A scandal regarding the care of the elderly has broken out in France with the publication of a book entitled Les Fossoyeurs (The Gravediggers), published at the end of January in France. It has brought to light the repulsive malpractices of the Orpea Group, a world leader of private nursing homes. For the Orpea group any means is considered fair game to make profit: rationing food and adult diapers, withholding care, outright mistreatment, along with minimal staffing. The book, as well as the personal testimonies that have erupted since its publication, have made clear how Orpea was able to pay its shareholders dividends ranging from 12 to 13%, much to the expense of the elderly in their care. The book, which has already been reprinted 7 times in a few days, reveals the mafia-like nature of the large capitalist groups.
The State as accomplice
Private companies managing nursing homes (known in France as Ehpads — Establishments for the Housing of Elderly Dependent People) have the support of the state: between 2002 and 2012, when the construction of Ehpads and private clinics exploded, the Orpea group benefited from the constant support of the Minister of Health, allowing it to obtain credits and permits to open. Today, the political leaders are pretending to just have discovered the problem and act indignant. What hypocrites! For years families and staff have been up in arms, denouncing the group’s methods in vain. There have been countless strikes carried out by the staff, who have denounced the mistreatment of residents as well as their working conditions and salaries. And yet, the tax-paying population collectively finances the salaries of the doctors, nurses, and 70% of those of the caregivers. There is no oversight, as inspections are rare. In addition, these nursing homes for the most part are luxury residences, where the residents pay between 6,000 and 12,000 euros per month.
The race for profit
The credo of the group is profit, pushed to its extreme. The CEO, Yves le Masne, who was fired since the scandal, to make an example of him, made 588,000 euros just before the publication of the book by selling his shares before they plummeted (from 107.80 to 33.71). He will likely be accused of insider trading.
The group also has a habit of offering to buy the silence of its detractors. It offered 4 million euros to a union that it had spied on, and the author of the The Gravediggers, Victor Castanet, was offered 15 million euros not to publish.
But this time, the group seems to be in trouble: the government has opened two investigations, one administrative, the other financial. All the nursing homes are going to be visited, and many families are filing complaints for involuntary manslaughter, or non-assistance to persons in danger. The shares lost 65% of their value.

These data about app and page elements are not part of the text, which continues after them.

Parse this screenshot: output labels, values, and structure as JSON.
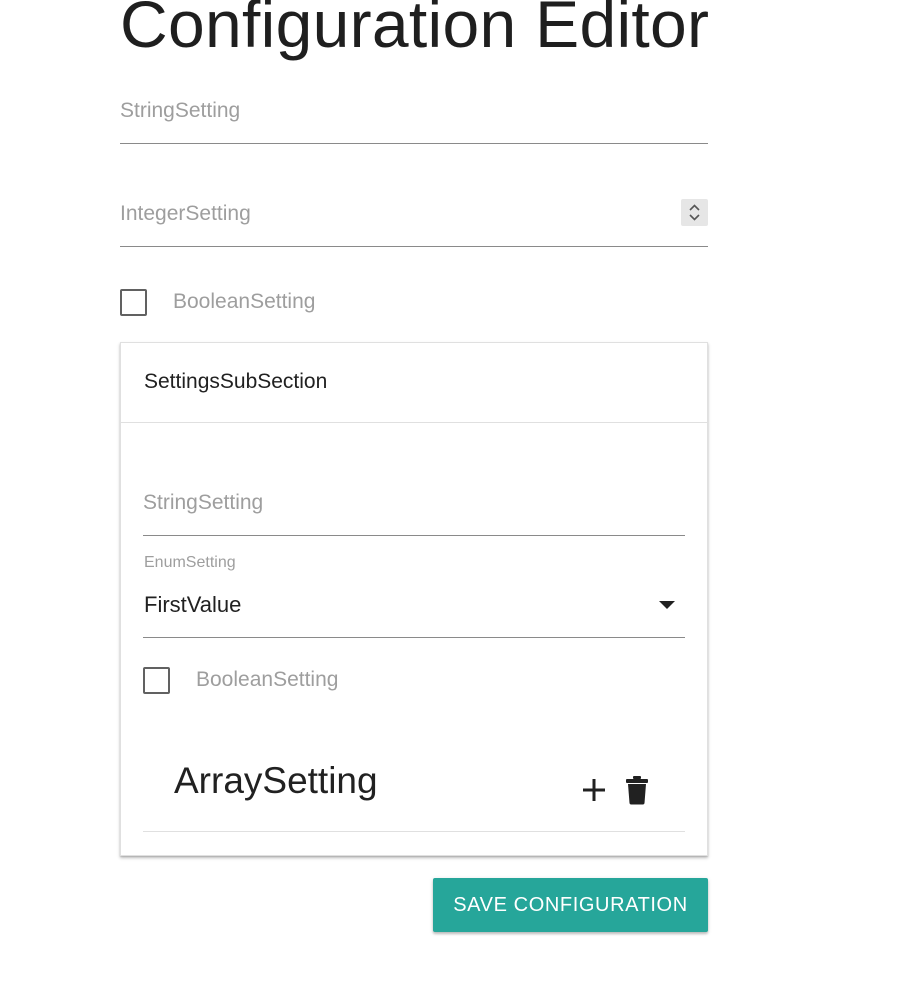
{
  "page": {
    "title": "Configuration Editor"
  },
  "fields": {
    "string_setting": {
      "placeholder": "StringSetting",
      "value": ""
    },
    "integer_setting": {
      "placeholder": "IntegerSetting",
      "value": ""
    },
    "boolean_setting": {
      "label": "BooleanSetting",
      "checked": false
    }
  },
  "subsection": {
    "title": "SettingsSubSection",
    "string_setting": {
      "placeholder": "StringSetting",
      "value": ""
    },
    "enum_setting": {
      "label": "EnumSetting",
      "selected": "FirstValue"
    },
    "boolean_setting": {
      "label": "BooleanSetting",
      "checked": false
    },
    "array_setting": {
      "title": "ArraySetting"
    }
  },
  "actions": {
    "save_label": "SAVE CONFIGURATION"
  },
  "icons": {
    "stepper": "number-stepper-icon",
    "enum_arrow": "dropdown-arrow-icon",
    "add": "plus-icon",
    "delete": "trash-icon"
  },
  "colors": {
    "accent": "#26a69a",
    "placeholder": "#9e9e9e",
    "text": "#212121"
  }
}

The new CEO, Philippe Charrier, when questioned by the legislators regarding the allegations against Orpea, preferred to blame the staff. He also dismissed the accusations in The Gravediggers, responding, “When undesirable things occur, you must know that they happen in all Ehpad (nursing homes)”. What a relief to know it happens everywhere. Well, that was most likely an honest response, though not acceptable.
The scandal of course, raises the bigger question of how we support and care for the elderly in our society. It is a care that is increasingly left to private interests, as everything in life is increasingly considered a commodity to be bought and sold. In France the debate has opened up on how to treat our seniors, allowing them stay home, and not to consider them “grey gold,” a current very telling French expression attributed to businesses that involve the older population.